The history of a divided continent 1945-2002
William I. Hitchcock
London: Profile Books 2003, xv, 513pp, [Symbol Not Transcribed]25.00, ISBN 1-86197233-4
There are many ways to write the history of Europe since 1945. The once-great continent caught between the two superpowers and their cold war; the more cheerful view of a Europe moving gradually but inevitably towards the supranational triumph of the European Union. Alternatively there is Europe as a collection of national histories: the German miracle, the gentle British recession from power; the not sogentle French attempt to hang on to Great Power status, and of course the misery of the east European countries caught in the meshes of the iron curtain. Still another way is what historians like Mark Mazower have done and that is to see Europe - east and west - as a whole, with similar social transformations.
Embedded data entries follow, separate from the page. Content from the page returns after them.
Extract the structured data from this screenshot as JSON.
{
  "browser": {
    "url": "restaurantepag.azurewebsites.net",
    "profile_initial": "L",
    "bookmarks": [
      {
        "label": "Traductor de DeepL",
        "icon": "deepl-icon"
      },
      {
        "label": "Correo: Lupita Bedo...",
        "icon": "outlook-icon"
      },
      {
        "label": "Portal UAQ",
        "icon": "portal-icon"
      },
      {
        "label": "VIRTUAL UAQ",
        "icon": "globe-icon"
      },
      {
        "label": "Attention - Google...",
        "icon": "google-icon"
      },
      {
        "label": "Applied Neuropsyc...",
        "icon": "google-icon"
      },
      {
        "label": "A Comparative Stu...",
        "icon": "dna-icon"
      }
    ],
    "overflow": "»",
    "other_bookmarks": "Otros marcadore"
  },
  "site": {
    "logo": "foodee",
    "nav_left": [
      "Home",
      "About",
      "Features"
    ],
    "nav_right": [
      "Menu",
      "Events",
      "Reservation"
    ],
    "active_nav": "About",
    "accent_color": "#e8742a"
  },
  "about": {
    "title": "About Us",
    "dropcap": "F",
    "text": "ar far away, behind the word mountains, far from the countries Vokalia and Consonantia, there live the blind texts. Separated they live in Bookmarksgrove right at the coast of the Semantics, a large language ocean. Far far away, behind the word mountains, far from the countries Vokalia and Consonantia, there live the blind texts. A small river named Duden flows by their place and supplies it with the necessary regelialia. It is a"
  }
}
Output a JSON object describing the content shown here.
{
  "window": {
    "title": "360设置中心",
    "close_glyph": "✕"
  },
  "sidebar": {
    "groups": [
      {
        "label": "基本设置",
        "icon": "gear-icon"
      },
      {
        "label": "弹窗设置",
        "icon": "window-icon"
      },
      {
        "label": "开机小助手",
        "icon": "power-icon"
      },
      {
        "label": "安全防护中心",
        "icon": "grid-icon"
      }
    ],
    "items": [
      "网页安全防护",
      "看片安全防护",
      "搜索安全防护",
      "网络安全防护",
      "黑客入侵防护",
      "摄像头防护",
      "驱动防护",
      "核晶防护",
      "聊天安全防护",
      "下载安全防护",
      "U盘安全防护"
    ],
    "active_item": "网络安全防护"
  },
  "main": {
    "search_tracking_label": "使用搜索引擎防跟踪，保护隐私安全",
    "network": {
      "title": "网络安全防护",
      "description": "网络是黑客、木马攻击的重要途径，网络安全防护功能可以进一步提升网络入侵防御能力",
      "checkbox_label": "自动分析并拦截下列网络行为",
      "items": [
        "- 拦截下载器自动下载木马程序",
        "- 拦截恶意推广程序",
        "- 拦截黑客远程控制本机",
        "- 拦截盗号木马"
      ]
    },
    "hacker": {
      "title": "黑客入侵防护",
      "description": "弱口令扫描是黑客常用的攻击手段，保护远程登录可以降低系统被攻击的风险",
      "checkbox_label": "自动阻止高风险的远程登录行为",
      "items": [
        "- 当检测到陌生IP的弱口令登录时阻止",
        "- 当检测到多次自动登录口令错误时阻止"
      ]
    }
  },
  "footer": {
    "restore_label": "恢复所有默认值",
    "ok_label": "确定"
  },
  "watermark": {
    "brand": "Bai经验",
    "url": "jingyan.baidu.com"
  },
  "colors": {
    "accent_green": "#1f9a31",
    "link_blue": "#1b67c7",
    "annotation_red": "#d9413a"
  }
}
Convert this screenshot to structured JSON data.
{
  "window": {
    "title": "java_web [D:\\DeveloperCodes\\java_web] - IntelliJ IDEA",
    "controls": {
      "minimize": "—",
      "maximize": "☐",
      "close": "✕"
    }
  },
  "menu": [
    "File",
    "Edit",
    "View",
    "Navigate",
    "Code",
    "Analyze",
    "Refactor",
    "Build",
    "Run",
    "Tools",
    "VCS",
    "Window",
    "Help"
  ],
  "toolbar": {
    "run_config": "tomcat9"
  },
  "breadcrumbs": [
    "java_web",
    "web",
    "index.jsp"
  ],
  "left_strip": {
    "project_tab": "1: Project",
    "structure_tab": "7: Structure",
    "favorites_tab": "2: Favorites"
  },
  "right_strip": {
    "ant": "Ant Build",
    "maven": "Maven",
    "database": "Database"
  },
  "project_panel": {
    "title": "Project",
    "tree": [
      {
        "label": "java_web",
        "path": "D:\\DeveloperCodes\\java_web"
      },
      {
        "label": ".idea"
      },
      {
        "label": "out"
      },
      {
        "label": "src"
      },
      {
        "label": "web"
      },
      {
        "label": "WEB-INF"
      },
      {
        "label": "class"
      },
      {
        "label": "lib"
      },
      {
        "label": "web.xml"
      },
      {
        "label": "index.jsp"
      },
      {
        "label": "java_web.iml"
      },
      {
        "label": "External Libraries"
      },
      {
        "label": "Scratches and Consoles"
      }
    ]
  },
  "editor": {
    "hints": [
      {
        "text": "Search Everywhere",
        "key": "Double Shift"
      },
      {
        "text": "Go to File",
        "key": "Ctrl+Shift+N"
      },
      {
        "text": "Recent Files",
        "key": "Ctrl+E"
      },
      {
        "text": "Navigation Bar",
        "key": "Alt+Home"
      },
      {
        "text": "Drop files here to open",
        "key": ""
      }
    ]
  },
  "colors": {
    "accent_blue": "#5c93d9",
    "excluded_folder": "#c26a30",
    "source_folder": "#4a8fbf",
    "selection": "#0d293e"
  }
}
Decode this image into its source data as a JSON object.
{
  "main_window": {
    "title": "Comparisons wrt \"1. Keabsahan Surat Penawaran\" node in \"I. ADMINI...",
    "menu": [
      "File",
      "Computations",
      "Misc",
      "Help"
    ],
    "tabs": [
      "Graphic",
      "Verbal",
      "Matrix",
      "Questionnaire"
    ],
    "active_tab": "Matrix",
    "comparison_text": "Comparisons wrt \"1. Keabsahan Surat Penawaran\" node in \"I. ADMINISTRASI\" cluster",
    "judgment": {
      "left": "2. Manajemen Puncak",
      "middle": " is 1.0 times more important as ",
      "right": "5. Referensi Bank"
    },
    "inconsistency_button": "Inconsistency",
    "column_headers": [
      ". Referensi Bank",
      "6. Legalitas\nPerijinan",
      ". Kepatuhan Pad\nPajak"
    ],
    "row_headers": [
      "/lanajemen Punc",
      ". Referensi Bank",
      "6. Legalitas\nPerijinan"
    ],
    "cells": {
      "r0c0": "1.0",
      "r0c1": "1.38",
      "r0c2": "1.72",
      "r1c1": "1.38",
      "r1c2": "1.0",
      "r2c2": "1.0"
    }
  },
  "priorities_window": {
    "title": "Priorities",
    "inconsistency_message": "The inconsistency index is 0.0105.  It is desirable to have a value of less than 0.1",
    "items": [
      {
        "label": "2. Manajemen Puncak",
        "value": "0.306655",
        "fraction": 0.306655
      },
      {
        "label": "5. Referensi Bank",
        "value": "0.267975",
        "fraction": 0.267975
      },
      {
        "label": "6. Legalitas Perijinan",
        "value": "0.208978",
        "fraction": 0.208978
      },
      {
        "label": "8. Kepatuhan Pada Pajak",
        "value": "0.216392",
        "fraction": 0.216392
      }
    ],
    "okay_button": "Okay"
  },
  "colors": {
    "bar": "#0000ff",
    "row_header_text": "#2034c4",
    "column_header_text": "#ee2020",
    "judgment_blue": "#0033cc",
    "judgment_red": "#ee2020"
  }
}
All historians, though, have to deal with the same awkward issues: Russia - part of Europe or not? the United Kingdom - the same question; the Balkans and their recent horrors - an aberration or a symptom of the old unregenerate ethnic hatreds still lying everywhere under the surface of the continent? And what about the United States? saviour of Western Europe from the communist threat or a threat in its own right to Europe's independence.
William Hitchcock, an American historian, has tried to strike a balance among these different approaches and different issues. The result is a good, clear history of Europe since the end of World War II. It doesn't do everything. It doesn't have much to say about the Soviet Union. Its treatment of social change, in attitudes to women for example, is cursory. Its great strength is to remind us of just how far Europe has come and to explain why. In 1945, with its cities and towns in ruins, many of its people starving, Europe appeared finished. Who could have imagined then that 60 years later, Europe, as Hitchcock puts it, is 'richer, freer, and more stable than at any time in its history'? The European Union's economy is bigger than that of the United States. And it is a new Europe, more egalitarian and democratic than in the past. And more peaceful; Europeans seem to have lost their taste for war and for foreign adventures, something the Americans find hard to understand, especially at the moment.
Hitchcock argues, rightly in my view, that this outcome was not inevitable. There were plenty of moments along the way when Europe could have gone down other paths. The European Union might never have got going if the Americans hadn't pushed so hard for economic co-operation in the late 1940s. The French might have fought each other over Algeria in the late 1950s; Charles de Gaulle, whatever his failings as a statesman, saved them from that. …